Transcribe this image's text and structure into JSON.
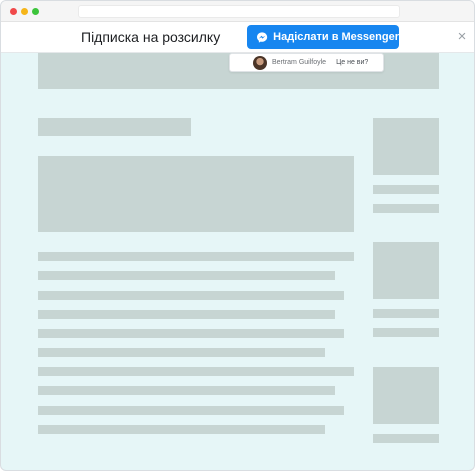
{
  "topbar": {
    "title": "Підписка на розсилку",
    "send_button": {
      "label": "Надіслати в Messenger",
      "icon": "messenger-icon",
      "color": "#1786f0"
    },
    "close_icon": "×"
  },
  "user": {
    "name": "Bertram Guilfoyle",
    "not_you": "Це не ви?"
  },
  "colors": {
    "page_background": "#e6f6f7",
    "placeholder": "#c7d5d3",
    "accent": "#1786f0"
  }
}
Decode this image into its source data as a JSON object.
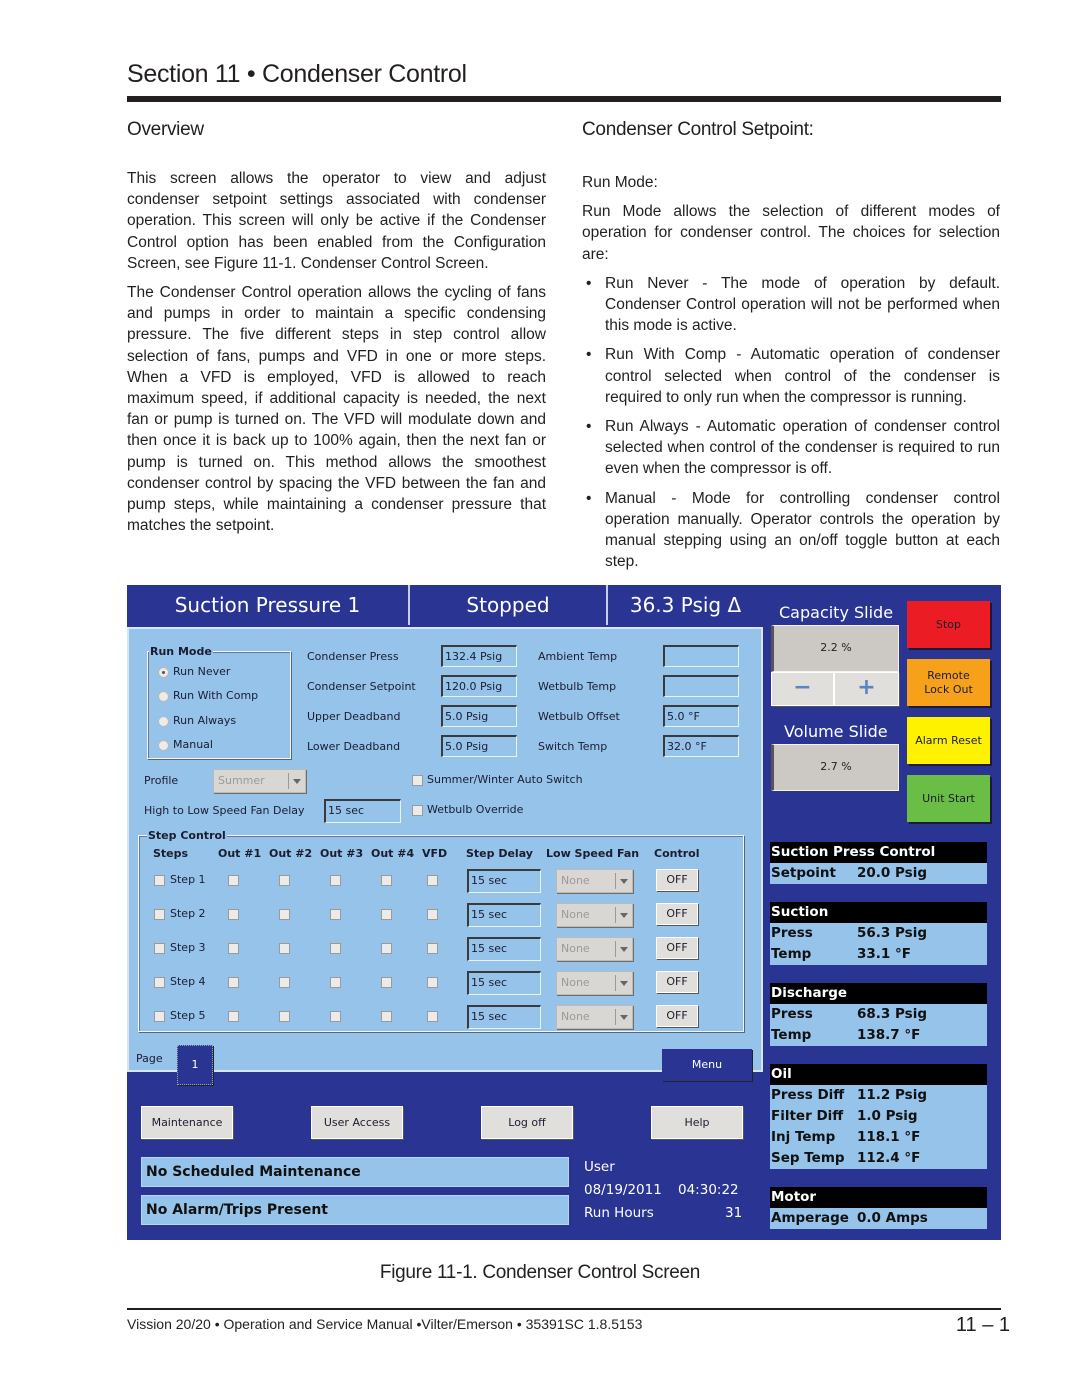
{
  "doc": {
    "title": "Section 11 • Condenser Control",
    "overview_heading": "Overview",
    "overview_paragraphs": [
      "This screen allows the operator to view and adjust condenser setpoint settings associated with condenser operation. This screen will only be active if the Condenser Control option has been enabled from the Configuration Screen, see Figure 11-1. Condenser Control Screen.",
      "The Condenser Control operation allows the cycling of fans and pumps in order to maintain a specific condensing pressure. The five different steps in step control allow selection of fans, pumps and VFD in one or more steps. When a VFD is employed, VFD is allowed to reach maximum speed, if additional capacity is needed, the next fan or pump is turned on. The VFD will modulate down and then once it is back up to 100% again, then the next fan or pump is turned on. This method allows the smoothest condenser control by spacing the VFD between the fan and pump steps, while maintaining a condenser pressure that matches the setpoint."
    ],
    "setpoint_heading": "Condenser Control Setpoint:",
    "run_mode_label": "Run Mode:",
    "run_mode_intro": "Run Mode allows the selection of different modes of operation for condenser control. The choices for selection are:",
    "bullets": [
      "Run Never - The mode of operation by default. Condenser Control operation will not be performed when this mode is active.",
      "Run With Comp - Automatic operation of condenser control selected when control of the condenser is required to only run when the compressor is running.",
      "Run Always - Automatic operation of condenser control selected when control of the condenser is required to run even when the compressor is off.",
      "Manual - Mode for controlling condenser control operation manually. Operator controls the operation by manual stepping using an on/off toggle button at each step."
    ],
    "bullet_glyph": "•",
    "figure_caption": "Figure 11-1. Condenser Control Screen",
    "footer": "Vission 20/20 • Operation and Service Manual •Vilter/Emerson • 35391SC 1.8.5153",
    "page_number": "11 – 1"
  },
  "hmi": {
    "header": {
      "compressor": "Suction Pressure 1",
      "status": "Stopped",
      "reading": "36.3 Psig Δ"
    },
    "run_mode": {
      "title": "Run Mode",
      "options": [
        "Run Never",
        "Run With Comp",
        "Run Always",
        "Manual"
      ],
      "selected": "Run Never"
    },
    "left_fields": [
      {
        "label": "Condenser Press",
        "value": "132.4 Psig"
      },
      {
        "label": "Condenser Setpoint",
        "value": "120.0 Psig"
      },
      {
        "label": "Upper Deadband",
        "value": "5.0 Psig"
      },
      {
        "label": "Lower Deadband",
        "value": "5.0 Psig"
      }
    ],
    "right_fields": [
      {
        "label": "Ambient Temp",
        "value": ""
      },
      {
        "label": "Wetbulb Temp",
        "value": ""
      },
      {
        "label": "Wetbulb Offset",
        "value": "5.0 °F"
      },
      {
        "label": "Switch Temp",
        "value": "32.0 °F"
      }
    ],
    "profile": {
      "label": "Profile",
      "value": "Summer"
    },
    "fan_delay": {
      "label": "High to Low Speed Fan Delay",
      "value": "15 sec"
    },
    "summer_winter_auto_switch": {
      "label": "Summer/Winter Auto Switch",
      "checked": false
    },
    "wetbulb_override": {
      "label": "Wetbulb Override",
      "checked": false
    },
    "step_control": {
      "title": "Step Control",
      "columns": [
        "Steps",
        "Out #1",
        "Out #2",
        "Out #3",
        "Out #4",
        "VFD",
        "Step Delay",
        "Low Speed Fan",
        "Control"
      ],
      "rows": [
        {
          "step": "Step 1",
          "delay": "15 sec",
          "low_speed_fan": "None",
          "control": "OFF"
        },
        {
          "step": "Step 2",
          "delay": "15 sec",
          "low_speed_fan": "None",
          "control": "OFF"
        },
        {
          "step": "Step 3",
          "delay": "15 sec",
          "low_speed_fan": "None",
          "control": "OFF"
        },
        {
          "step": "Step 4",
          "delay": "15 sec",
          "low_speed_fan": "None",
          "control": "OFF"
        },
        {
          "step": "Step 5",
          "delay": "15 sec",
          "low_speed_fan": "None",
          "control": "OFF"
        }
      ]
    },
    "page": {
      "label": "Page",
      "value": "1"
    },
    "menu_label": "Menu",
    "bottom_buttons": [
      "Maintenance",
      "User Access",
      "Log off",
      "Help"
    ],
    "messages": [
      "No Scheduled Maintenance",
      "No Alarm/Trips Present"
    ],
    "info": {
      "user": "User",
      "date": "08/19/2011",
      "time": "04:30:22",
      "run_hours_label": "Run Hours",
      "run_hours": "31"
    },
    "capacity_slide": {
      "title": "Capacity Slide",
      "value": "2.2 %",
      "minus": "−",
      "plus": "+"
    },
    "volume_slide": {
      "title": "Volume Slide",
      "value": "2.7 %"
    },
    "control_buttons": [
      {
        "label": "Stop",
        "color": "#ec1c24"
      },
      {
        "label": "Remote Lock Out",
        "color": "#f7a11a"
      },
      {
        "label": "Alarm Reset",
        "color": "#fff200"
      },
      {
        "label": "Unit Start",
        "color": "#6abd45"
      }
    ],
    "status_groups": [
      {
        "title": "Suction Press Control",
        "rows": [
          {
            "k": "Setpoint",
            "v": "20.0 Psig"
          }
        ]
      },
      {
        "title": "Suction",
        "rows": [
          {
            "k": "Press",
            "v": "56.3 Psig"
          },
          {
            "k": "Temp",
            "v": "33.1 °F"
          }
        ]
      },
      {
        "title": "Discharge",
        "rows": [
          {
            "k": "Press",
            "v": "68.3 Psig"
          },
          {
            "k": "Temp",
            "v": "138.7 °F"
          }
        ]
      },
      {
        "title": "Oil",
        "rows": [
          {
            "k": "Press Diff",
            "v": "11.2 Psig"
          },
          {
            "k": "Filter Diff",
            "v": "1.0 Psig"
          },
          {
            "k": "Inj Temp",
            "v": "118.1 °F"
          },
          {
            "k": "Sep Temp",
            "v": "112.4 °F"
          }
        ]
      },
      {
        "title": "Motor",
        "rows": [
          {
            "k": "Amperage",
            "v": "0.0 Amps"
          }
        ]
      }
    ]
  }
}
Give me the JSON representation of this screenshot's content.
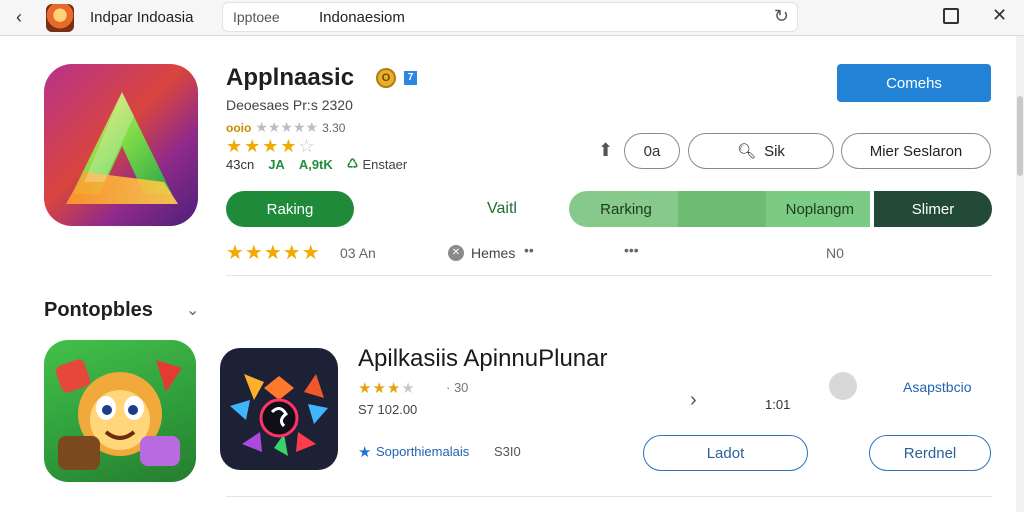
{
  "window": {
    "title": "Indpar Indoasia",
    "address_prefix": "Ipptoee",
    "address_text": "Indonaesiom",
    "back_icon": "arrow-left-icon",
    "reload_icon": "reload-icon",
    "maximize_icon": "maximize-icon",
    "close_icon": "close-icon"
  },
  "app": {
    "name": "Applnaasic",
    "badge_coin": "O",
    "badge_blue": "7",
    "developer_line": "Deoesaes Pr:s  2320",
    "small_rating_tag": "ooio",
    "small_rating_value": "3.30",
    "big_stars_filled": 4,
    "meta_count": "43cn",
    "meta_a": "JA",
    "meta_b": "A,9tK",
    "installer_label": "Enstaer",
    "stars_row_text": "03 An",
    "heres_label": "Hemes",
    "no_label": "N0",
    "colors": {
      "primary_blue": "#2283d6",
      "green_dark": "#1f8b3a",
      "green_light": "#86c98a",
      "green_mid": "#6cbd73",
      "forest": "#224a37",
      "star_gold": "#f2a900"
    }
  },
  "buttons": {
    "primary": "Comehs",
    "oa": "0a",
    "search": "Sik",
    "filter": "Mier Seslaron",
    "ranking_left": "Raking",
    "green_label": "Vaitl",
    "ranking_mid": "Rarking",
    "noplangm": "Noplangm",
    "slimer": "Slimer"
  },
  "section": {
    "title": "Pontopbles",
    "chevron_icon": "chevron-down-icon"
  },
  "app2": {
    "name": "Apilkasiis ApinnuPlunar",
    "stars_filled": 3,
    "stars_text": "30",
    "price": "S7 102.00",
    "time": "1:01",
    "link": "Asapstbcio",
    "support_label": "Soporthiemalais",
    "support_num": "S3I0",
    "btn_left": "Ladot",
    "btn_right": "Rerdnel"
  }
}
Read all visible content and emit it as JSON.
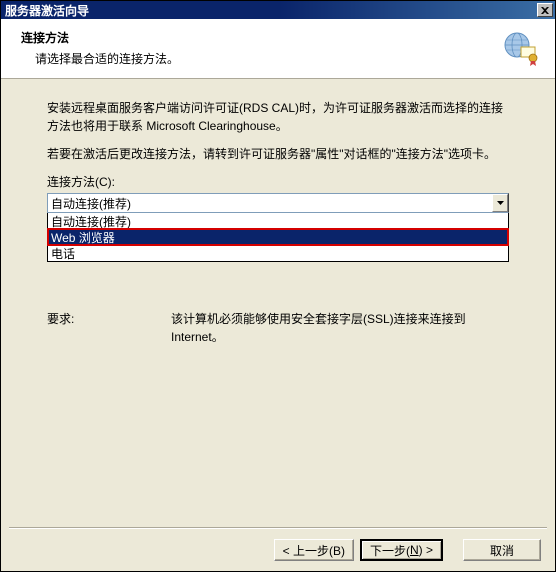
{
  "window": {
    "title": "服务器激活向导"
  },
  "header": {
    "title": "连接方法",
    "subtitle": "请选择最合适的连接方法。"
  },
  "info": {
    "p1": "安装远程桌面服务客户端访问许可证(RDS CAL)时，为许可证服务器激活而选择的连接方法也将用于联系 Microsoft Clearinghouse。",
    "p2": "若要在激活后更改连接方法，请转到许可证服务器\"属性\"对话框的\"连接方法\"选项卡。"
  },
  "combo": {
    "label": "连接方法(C):",
    "selected": "自动连接(推荐)",
    "options": {
      "opt1": "自动连接(推荐)",
      "opt2": "Web 浏览器",
      "opt3": "电话"
    }
  },
  "requirements": {
    "label": "要求:",
    "text": "该计算机必须能够使用安全套接字层(SSL)连接来连接到 Internet。"
  },
  "buttons": {
    "back": "< 上一步(B)",
    "next_prefix": "下一步(",
    "next_key": "N",
    "next_suffix": ") >",
    "cancel": "取消"
  }
}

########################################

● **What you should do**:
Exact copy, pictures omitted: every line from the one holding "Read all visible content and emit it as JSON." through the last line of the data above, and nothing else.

● **Response to this exercise**:
Read all visible content and emit it as JSON.
{
  "window": {
    "title": "服务器激活向导"
  },
  "header": {
    "title": "连接方法",
    "subtitle": "请选择最合适的连接方法。"
  },
  "info": {
    "p1": "安装远程桌面服务客户端访问许可证(RDS CAL)时，为许可证服务器激活而选择的连接方法也将用于联系 Microsoft Clearinghouse。",
    "p2": "若要在激活后更改连接方法，请转到许可证服务器\"属性\"对话框的\"连接方法\"选项卡。"
  },
  "combo": {
    "label": "连接方法(C):",
    "selected": "自动连接(推荐)",
    "options": {
      "opt1": "自动连接(推荐)",
      "opt2": "Web 浏览器",
      "opt3": "电话"
    }
  },
  "requirements": {
    "label": "要求:",
    "text": "该计算机必须能够使用安全套接字层(SSL)连接来连接到 Internet。"
  },
  "buttons": {
    "back": "< 上一步(B)",
    "next_prefix": "下一步(",
    "next_key": "N",
    "next_suffix": ") >",
    "cancel": "取消"
  }
}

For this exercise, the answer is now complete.